American society has moved from a melting pot of “sameness” into a salad bowl of diversity, where people are proud to be different and show it. Supporting interfaith families who choose to raise Jewish children is only part of the conversation.
Paul Golin, Associate Executive Director of the Jewish Outreach Institute, believes that the word “assimilation” doesn’t really describe what happened to most American Jews, and that intermarriage is not synonymous with assimilation-out-of-existence for the Jewish community. In a recent article in “Chai Lights” (PDF) the newsletter of the Pacific Community of Cultural Jews, he discusses his views on assimilation and intermarriage:
“A growing percentage of the organized Jewish community now recognizes intermarriage as an opportunity for growth,” Golin says, “and not the exit that was once presumed.” Many intermarried couples raise their children Jewish. Golin says, “When our organization, the Jewish Outreach Institute, began in 1987, we had to spend over a decade advocating that intermarriage does not automatically mean the end of Judaism in that household, and that the community needs to welcome interfaith families.” Our movement is helping to stem the tide of assimilation by welcoming intermarried couples, thus providing a comfortable Jewish experience for the children. “I would actually suggest that liberal and secular Jews stop seeking motivation from demographic fears,” Golin says, “and instead focus on Jewish meaning and values as the most important step for continuing to grow our community.”

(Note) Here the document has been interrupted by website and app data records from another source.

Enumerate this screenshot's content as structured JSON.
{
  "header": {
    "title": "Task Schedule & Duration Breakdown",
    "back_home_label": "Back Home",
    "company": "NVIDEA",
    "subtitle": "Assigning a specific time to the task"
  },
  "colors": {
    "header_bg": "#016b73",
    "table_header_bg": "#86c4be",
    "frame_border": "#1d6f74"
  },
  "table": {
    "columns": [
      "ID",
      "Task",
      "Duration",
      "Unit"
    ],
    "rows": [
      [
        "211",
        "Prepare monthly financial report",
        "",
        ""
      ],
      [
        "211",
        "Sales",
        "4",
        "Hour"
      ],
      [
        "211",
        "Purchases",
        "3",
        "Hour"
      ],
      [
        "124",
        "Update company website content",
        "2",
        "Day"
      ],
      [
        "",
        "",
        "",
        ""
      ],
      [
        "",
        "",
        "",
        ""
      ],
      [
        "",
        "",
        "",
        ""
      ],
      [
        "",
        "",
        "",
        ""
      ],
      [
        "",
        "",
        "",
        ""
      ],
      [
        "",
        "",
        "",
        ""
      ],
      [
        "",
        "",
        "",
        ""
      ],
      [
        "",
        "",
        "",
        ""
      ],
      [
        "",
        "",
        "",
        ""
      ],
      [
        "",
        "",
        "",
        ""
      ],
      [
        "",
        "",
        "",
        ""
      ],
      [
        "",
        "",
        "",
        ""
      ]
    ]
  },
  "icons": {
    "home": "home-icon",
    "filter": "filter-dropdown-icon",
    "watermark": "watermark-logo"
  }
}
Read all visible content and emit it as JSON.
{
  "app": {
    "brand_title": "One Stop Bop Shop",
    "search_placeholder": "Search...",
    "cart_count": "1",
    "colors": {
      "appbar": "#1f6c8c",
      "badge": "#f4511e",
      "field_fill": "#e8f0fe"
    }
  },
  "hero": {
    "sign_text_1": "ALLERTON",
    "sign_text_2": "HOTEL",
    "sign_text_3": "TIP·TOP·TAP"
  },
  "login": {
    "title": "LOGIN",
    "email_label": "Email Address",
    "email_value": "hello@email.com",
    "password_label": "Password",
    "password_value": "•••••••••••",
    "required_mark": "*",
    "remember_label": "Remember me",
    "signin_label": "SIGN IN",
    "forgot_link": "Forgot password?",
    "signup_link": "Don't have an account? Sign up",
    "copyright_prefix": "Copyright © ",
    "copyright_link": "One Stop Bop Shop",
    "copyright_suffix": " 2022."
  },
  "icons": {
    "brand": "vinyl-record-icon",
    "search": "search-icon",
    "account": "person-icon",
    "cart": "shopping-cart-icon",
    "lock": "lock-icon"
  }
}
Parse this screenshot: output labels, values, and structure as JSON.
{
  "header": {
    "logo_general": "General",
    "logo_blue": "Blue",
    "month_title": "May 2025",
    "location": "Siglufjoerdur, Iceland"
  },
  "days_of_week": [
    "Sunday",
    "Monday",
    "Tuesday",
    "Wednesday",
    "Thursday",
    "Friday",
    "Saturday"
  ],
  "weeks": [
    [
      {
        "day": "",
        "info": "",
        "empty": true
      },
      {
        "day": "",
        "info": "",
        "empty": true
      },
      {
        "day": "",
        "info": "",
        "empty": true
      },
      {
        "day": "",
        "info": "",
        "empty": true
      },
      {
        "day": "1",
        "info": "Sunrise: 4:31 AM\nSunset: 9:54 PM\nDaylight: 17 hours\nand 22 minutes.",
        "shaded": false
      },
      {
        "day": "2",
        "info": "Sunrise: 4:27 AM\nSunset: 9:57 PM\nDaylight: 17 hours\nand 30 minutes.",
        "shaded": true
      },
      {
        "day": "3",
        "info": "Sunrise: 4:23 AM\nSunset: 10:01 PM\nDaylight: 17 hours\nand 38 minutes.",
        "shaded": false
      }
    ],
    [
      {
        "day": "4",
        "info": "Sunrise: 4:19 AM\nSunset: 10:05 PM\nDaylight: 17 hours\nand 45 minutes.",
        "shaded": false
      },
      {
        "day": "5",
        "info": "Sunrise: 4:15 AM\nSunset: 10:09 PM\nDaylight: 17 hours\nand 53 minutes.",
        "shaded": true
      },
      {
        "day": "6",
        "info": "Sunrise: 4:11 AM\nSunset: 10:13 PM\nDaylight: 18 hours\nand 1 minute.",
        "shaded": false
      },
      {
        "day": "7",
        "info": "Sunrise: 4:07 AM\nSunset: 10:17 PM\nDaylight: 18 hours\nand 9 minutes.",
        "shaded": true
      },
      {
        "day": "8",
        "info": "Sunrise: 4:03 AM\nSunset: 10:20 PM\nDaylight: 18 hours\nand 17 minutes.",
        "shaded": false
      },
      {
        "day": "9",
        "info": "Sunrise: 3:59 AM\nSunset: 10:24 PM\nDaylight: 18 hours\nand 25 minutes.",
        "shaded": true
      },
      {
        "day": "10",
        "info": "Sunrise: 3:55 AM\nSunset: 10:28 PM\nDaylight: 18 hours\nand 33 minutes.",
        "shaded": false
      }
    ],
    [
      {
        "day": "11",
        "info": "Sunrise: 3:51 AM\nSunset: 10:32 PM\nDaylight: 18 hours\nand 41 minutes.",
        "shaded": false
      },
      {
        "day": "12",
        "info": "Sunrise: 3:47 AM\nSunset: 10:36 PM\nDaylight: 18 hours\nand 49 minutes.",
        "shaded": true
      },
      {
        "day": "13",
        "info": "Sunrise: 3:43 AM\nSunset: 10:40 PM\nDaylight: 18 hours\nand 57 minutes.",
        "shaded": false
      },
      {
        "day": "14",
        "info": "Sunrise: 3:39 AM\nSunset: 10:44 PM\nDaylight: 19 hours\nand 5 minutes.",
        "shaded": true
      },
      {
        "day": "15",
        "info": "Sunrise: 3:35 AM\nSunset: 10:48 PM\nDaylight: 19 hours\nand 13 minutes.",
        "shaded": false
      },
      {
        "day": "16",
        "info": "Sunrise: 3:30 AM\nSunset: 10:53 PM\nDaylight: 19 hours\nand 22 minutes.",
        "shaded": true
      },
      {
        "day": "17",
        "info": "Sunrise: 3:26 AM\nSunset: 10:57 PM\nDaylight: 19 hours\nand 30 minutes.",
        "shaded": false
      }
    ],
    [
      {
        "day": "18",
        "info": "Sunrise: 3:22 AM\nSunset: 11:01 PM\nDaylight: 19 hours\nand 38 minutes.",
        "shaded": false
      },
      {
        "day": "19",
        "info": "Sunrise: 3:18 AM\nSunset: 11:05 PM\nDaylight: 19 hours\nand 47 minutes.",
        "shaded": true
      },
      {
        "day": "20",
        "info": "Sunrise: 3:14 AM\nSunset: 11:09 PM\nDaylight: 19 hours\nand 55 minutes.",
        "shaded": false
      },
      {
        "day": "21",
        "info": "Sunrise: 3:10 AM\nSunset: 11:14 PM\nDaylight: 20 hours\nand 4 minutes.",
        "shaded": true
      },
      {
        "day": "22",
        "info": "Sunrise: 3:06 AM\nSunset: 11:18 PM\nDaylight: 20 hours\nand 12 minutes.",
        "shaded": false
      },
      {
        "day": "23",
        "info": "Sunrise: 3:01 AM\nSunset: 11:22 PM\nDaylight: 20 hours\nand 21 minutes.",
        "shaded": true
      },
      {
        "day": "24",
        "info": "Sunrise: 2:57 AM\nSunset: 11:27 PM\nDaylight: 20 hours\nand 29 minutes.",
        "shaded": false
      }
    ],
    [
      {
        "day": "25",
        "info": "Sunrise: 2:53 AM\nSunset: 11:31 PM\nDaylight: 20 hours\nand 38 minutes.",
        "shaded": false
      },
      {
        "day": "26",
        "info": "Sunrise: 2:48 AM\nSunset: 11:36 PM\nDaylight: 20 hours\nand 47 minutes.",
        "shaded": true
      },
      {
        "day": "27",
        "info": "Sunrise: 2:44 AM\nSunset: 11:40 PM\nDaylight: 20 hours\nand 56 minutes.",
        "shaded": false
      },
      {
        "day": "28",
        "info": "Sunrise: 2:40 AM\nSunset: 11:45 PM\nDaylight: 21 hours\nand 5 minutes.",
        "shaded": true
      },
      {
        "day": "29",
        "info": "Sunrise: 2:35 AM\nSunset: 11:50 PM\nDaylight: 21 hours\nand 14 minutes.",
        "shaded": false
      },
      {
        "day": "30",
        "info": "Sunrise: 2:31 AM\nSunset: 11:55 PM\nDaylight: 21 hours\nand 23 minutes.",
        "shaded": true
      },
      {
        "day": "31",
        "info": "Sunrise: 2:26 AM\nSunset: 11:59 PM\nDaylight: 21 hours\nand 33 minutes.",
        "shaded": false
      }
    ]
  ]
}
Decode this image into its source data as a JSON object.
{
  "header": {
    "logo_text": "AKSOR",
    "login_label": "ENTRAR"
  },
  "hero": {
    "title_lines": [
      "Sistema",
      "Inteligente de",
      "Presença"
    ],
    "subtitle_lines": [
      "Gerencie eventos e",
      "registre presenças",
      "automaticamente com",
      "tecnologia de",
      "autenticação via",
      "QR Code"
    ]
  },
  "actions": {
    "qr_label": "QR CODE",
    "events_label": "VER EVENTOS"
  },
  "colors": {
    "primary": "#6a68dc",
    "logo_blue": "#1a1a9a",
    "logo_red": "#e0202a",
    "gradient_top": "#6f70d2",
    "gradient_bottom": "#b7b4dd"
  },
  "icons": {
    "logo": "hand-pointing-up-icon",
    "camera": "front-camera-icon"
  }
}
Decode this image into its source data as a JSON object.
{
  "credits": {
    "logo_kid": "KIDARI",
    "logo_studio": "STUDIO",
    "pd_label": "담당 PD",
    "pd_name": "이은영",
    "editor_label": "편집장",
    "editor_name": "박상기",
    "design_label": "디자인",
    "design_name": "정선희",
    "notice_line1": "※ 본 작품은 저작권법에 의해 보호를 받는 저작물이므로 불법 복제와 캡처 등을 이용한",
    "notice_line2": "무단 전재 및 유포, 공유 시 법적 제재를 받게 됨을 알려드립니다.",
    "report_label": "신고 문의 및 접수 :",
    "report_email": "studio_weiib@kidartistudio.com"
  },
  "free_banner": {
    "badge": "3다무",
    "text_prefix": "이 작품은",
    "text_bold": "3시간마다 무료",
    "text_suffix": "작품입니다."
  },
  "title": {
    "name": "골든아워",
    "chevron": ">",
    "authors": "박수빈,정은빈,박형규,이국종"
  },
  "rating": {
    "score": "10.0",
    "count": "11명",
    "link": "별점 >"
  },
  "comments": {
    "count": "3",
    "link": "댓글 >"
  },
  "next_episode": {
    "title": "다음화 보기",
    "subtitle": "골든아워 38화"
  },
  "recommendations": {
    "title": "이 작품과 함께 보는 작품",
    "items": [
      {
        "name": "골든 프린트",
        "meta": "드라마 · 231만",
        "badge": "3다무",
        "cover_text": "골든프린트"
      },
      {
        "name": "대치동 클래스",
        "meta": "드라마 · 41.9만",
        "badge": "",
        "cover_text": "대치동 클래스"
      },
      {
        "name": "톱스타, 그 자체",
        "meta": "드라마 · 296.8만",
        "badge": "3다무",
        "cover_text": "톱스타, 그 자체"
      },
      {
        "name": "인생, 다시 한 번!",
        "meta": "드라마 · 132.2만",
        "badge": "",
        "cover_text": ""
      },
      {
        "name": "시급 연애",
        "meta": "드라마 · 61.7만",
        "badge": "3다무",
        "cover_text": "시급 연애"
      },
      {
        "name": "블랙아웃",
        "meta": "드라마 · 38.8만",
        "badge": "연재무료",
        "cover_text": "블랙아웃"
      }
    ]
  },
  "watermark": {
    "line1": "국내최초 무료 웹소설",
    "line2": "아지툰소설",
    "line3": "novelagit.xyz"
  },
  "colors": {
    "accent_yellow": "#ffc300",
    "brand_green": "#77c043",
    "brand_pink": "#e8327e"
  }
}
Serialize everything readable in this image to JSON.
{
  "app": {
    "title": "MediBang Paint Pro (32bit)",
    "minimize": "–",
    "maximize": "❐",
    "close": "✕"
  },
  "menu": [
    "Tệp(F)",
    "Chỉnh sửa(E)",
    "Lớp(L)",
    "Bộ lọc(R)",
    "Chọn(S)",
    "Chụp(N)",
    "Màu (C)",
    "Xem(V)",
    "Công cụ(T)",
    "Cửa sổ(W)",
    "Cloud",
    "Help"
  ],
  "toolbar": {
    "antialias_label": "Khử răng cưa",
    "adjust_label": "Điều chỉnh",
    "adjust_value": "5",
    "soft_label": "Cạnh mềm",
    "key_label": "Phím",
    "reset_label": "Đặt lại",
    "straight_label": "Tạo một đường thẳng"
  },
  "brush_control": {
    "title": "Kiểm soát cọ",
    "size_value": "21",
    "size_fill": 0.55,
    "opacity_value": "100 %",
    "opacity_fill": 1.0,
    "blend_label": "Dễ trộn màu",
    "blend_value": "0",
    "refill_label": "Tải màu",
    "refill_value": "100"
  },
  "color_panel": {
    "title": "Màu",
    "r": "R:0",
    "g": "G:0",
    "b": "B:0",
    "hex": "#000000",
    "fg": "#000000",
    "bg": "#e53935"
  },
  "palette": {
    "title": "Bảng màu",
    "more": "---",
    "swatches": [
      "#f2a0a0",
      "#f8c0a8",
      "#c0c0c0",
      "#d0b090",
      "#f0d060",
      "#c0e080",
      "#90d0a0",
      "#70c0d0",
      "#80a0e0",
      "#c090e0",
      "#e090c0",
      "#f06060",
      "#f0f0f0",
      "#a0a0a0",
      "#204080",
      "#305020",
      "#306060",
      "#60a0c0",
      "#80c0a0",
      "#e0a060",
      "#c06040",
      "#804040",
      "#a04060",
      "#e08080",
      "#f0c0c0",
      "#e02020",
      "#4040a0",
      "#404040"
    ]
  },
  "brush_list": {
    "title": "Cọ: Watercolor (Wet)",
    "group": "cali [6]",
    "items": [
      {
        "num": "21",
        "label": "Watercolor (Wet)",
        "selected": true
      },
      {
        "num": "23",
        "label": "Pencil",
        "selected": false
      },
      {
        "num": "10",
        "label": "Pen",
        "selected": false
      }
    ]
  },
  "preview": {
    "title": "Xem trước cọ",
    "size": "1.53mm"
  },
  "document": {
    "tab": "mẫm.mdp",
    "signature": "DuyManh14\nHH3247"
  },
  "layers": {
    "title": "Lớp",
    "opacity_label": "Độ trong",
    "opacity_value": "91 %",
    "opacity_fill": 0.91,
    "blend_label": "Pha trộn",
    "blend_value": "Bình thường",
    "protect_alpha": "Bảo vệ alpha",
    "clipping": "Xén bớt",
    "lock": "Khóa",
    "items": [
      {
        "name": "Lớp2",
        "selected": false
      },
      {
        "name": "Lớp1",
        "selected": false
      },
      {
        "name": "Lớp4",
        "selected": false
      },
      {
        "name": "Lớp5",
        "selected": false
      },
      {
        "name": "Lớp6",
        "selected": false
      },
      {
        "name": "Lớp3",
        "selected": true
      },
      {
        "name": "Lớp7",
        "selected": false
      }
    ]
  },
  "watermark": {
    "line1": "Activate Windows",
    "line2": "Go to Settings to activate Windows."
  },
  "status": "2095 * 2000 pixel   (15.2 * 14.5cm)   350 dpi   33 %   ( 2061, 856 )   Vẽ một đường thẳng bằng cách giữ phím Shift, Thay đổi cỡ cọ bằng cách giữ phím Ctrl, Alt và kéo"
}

The major question nowadays, as Golin states, “is about strength-of-connection to Judaism.” People who walk away from Judaism do so not because of the pull of assimilation, but because Judaism is no longer speaking to them. So, we have to ask ourselves how to re-create connections to Judaism for less-engaged and intermarried families, and how to encourage them to celebrate their diversity not only as Jewish families or families raising Jewish children, but within the Jewish community from each other, to show how we all contribute to a thriving American Jewish community.